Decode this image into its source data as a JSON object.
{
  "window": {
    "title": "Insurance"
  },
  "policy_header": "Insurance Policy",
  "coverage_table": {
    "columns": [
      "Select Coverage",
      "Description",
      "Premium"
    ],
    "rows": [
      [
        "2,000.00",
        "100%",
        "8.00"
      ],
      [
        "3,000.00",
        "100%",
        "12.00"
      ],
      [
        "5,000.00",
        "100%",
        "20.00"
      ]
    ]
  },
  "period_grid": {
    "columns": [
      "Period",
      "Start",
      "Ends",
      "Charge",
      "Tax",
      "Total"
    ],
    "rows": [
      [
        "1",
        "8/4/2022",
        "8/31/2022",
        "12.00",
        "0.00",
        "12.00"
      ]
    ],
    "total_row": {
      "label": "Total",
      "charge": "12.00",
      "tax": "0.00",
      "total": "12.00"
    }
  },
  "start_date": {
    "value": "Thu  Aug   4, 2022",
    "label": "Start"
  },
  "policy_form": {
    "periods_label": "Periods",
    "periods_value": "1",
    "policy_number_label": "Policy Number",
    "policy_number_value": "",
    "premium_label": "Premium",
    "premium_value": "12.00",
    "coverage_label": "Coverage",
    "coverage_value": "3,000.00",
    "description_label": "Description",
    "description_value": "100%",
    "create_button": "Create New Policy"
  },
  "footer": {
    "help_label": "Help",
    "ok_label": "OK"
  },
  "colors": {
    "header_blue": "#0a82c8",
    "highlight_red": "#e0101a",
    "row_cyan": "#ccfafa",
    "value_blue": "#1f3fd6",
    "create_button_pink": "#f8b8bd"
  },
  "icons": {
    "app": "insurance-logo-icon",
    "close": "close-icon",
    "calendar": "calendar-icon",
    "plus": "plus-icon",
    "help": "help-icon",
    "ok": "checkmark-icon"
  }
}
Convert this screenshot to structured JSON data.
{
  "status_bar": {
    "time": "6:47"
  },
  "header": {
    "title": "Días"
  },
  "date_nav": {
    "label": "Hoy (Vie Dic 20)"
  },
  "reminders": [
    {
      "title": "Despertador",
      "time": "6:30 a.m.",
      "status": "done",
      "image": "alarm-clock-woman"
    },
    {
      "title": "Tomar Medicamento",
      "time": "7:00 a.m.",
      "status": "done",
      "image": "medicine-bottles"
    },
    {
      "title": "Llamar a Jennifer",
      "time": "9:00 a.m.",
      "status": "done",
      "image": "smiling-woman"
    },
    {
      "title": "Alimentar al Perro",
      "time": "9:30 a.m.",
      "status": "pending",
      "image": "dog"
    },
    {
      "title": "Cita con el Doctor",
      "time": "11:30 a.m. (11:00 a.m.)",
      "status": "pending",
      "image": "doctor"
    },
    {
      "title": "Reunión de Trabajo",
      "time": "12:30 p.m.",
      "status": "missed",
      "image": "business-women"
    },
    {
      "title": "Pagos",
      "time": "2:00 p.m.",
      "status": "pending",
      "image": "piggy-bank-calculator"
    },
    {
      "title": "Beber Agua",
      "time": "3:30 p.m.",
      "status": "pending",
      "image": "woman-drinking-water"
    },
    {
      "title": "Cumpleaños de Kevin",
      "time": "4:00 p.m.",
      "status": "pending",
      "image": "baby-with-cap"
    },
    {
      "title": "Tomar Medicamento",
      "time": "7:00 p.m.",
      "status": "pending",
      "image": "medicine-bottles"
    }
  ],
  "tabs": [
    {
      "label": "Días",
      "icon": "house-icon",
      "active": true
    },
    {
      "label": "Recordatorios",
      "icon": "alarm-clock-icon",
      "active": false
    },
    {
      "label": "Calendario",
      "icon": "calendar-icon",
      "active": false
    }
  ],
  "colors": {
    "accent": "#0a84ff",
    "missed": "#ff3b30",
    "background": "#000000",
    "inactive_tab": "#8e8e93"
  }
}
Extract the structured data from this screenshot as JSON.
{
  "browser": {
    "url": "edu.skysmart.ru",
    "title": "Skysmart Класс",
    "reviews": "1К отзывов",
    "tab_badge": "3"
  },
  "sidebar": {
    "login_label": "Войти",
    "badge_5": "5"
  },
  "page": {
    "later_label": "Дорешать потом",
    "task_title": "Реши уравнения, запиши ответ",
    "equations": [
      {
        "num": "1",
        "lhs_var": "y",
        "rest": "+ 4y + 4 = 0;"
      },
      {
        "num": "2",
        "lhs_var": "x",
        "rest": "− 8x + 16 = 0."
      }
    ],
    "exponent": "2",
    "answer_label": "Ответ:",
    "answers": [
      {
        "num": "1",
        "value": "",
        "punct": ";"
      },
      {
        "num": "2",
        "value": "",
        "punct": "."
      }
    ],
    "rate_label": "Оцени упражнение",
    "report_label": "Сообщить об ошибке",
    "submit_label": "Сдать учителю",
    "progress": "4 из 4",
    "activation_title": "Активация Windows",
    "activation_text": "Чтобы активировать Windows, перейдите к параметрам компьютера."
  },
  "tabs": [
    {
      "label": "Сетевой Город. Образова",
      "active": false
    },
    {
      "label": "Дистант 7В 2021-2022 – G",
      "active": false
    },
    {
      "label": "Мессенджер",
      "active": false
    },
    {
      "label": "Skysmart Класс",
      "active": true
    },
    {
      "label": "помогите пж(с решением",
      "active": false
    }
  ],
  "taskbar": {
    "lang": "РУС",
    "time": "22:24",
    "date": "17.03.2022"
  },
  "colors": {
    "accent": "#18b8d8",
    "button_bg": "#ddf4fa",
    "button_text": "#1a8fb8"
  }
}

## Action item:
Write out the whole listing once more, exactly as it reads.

## Output of the task:
Decode this image into its source data as a JSON object.
{
  "window": {
    "title": "Insurance"
  },
  "policy_header": "Insurance Policy",
  "coverage_table": {
    "columns": [
      "Select Coverage",
      "Description",
      "Premium"
    ],
    "rows": [
      [
        "2,000.00",
        "100%",
        "8.00"
      ],
      [
        "3,000.00",
        "100%",
        "12.00"
      ],
      [
        "5,000.00",
        "100%",
        "20.00"
      ]
    ]
  },
  "period_grid": {
    "columns": [
      "Period",
      "Start",
      "Ends",
      "Charge",
      "Tax",
      "Total"
    ],
    "rows": [
      [
        "1",
        "8/4/2022",
        "8/31/2022",
        "12.00",
        "0.00",
        "12.00"
      ]
    ],
    "total_row": {
      "label": "Total",
      "charge": "12.00",
      "tax": "0.00",
      "total": "12.00"
    }
  },
  "start_date": {
    "value": "Thu  Aug   4, 2022",
    "label": "Start"
  },
  "policy_form": {
    "periods_label": "Periods",
    "periods_value": "1",
    "policy_number_label": "Policy Number",
    "policy_number_value": "",
    "premium_label": "Premium",
    "premium_value": "12.00",
    "coverage_label": "Coverage",
    "coverage_value": "3,000.00",
    "description_label": "Description",
    "description_value": "100%",
    "create_button": "Create New Policy"
  },
  "footer": {
    "help_label": "Help",
    "ok_label": "OK"
  },
  "colors": {
    "header_blue": "#0a82c8",
    "highlight_red": "#e0101a",
    "row_cyan": "#ccfafa",
    "value_blue": "#1f3fd6",
    "create_button_pink": "#f8b8bd"
  },
  "icons": {
    "app": "insurance-logo-icon",
    "close": "close-icon",
    "calendar": "calendar-icon",
    "plus": "plus-icon",
    "help": "help-icon",
    "ok": "checkmark-icon"
  }
}
Convert this screenshot to structured JSON data.
{
  "status_bar": {
    "time": "6:47"
  },
  "header": {
    "title": "Días"
  },
  "date_nav": {
    "label": "Hoy (Vie Dic 20)"
  },
  "reminders": [
    {
      "title": "Despertador",
      "time": "6:30 a.m.",
      "status": "done",
      "image": "alarm-clock-woman"
    },
    {
      "title": "Tomar Medicamento",
      "time": "7:00 a.m.",
      "status": "done",
      "image": "medicine-bottles"
    },
    {
      "title": "Llamar a Jennifer",
      "time": "9:00 a.m.",
      "status": "done",
      "image": "smiling-woman"
    },
    {
      "title": "Alimentar al Perro",
      "time": "9:30 a.m.",
      "status": "pending",
      "image": "dog"
    },
    {
      "title": "Cita con el Doctor",
      "time": "11:30 a.m. (11:00 a.m.)",
      "status": "pending",
      "image": "doctor"
    },
    {
      "title": "Reunión de Trabajo",
      "time": "12:30 p.m.",
      "status": "missed",
      "image": "business-women"
    },
    {
      "title": "Pagos",
      "time": "2:00 p.m.",
      "status": "pending",
      "image": "piggy-bank-calculator"
    },
    {
      "title": "Beber Agua",
      "time": "3:30 p.m.",
      "status": "pending",
      "image": "woman-drinking-water"
    },
    {
      "title": "Cumpleaños de Kevin",
      "time": "4:00 p.m.",
      "status": "pending",
      "image": "baby-with-cap"
    },
    {
      "title": "Tomar Medicamento",
      "time": "7:00 p.m.",
      "status": "pending",
      "image": "medicine-bottles"
    }
  ],
  "tabs": [
    {
      "label": "Días",
      "icon": "house-icon",
      "active": true
    },
    {
      "label": "Recordatorios",
      "icon": "alarm-clock-icon",
      "active": false
    },
    {
      "label": "Calendario",
      "icon": "calendar-icon",
      "active": false
    }
  ],
  "colors": {
    "accent": "#0a84ff",
    "missed": "#ff3b30",
    "background": "#000000",
    "inactive_tab": "#8e8e93"
  }
}
Extract the structured data from this screenshot as JSON.
{
  "browser": {
    "url": "edu.skysmart.ru",
    "title": "Skysmart Класс",
    "reviews": "1К отзывов",
    "tab_badge": "3"
  },
  "sidebar": {
    "login_label": "Войти",
    "badge_5": "5"
  },
  "page": {
    "later_label": "Дорешать потом",
    "task_title": "Реши уравнения, запиши ответ",
    "equations": [
      {
        "num": "1",
        "lhs_var": "y",
        "rest": "+ 4y + 4 = 0;"
      },
      {
        "num": "2",
        "lhs_var": "x",
        "rest": "− 8x + 16 = 0."
      }
    ],
    "exponent": "2",
    "answer_label": "Ответ:",
    "answers": [
      {
        "num": "1",
        "value": "",
        "punct": ";"
      },
      {
        "num": "2",
        "value": "",
        "punct": "."
      }
    ],
    "rate_label": "Оцени упражнение",
    "report_label": "Сообщить об ошибке",
    "submit_label": "Сдать учителю",
    "progress": "4 из 4",
    "activation_title": "Активация Windows",
    "activation_text": "Чтобы активировать Windows, перейдите к параметрам компьютера."
  },
  "tabs": [
    {
      "label": "Сетевой Город. Образова",
      "active": false
    },
    {
      "label": "Дистант 7В 2021-2022 – G",
      "active": false
    },
    {
      "label": "Мессенджер",
      "active": false
    },
    {
      "label": "Skysmart Класс",
      "active": true
    },
    {
      "label": "помогите пж(с решением",
      "active": false
    }
  ],
  "taskbar": {
    "lang": "РУС",
    "time": "22:24",
    "date": "17.03.2022"
  },
  "colors": {
    "accent": "#18b8d8",
    "button_bg": "#ddf4fa",
    "button_text": "#1a8fb8"
  }
}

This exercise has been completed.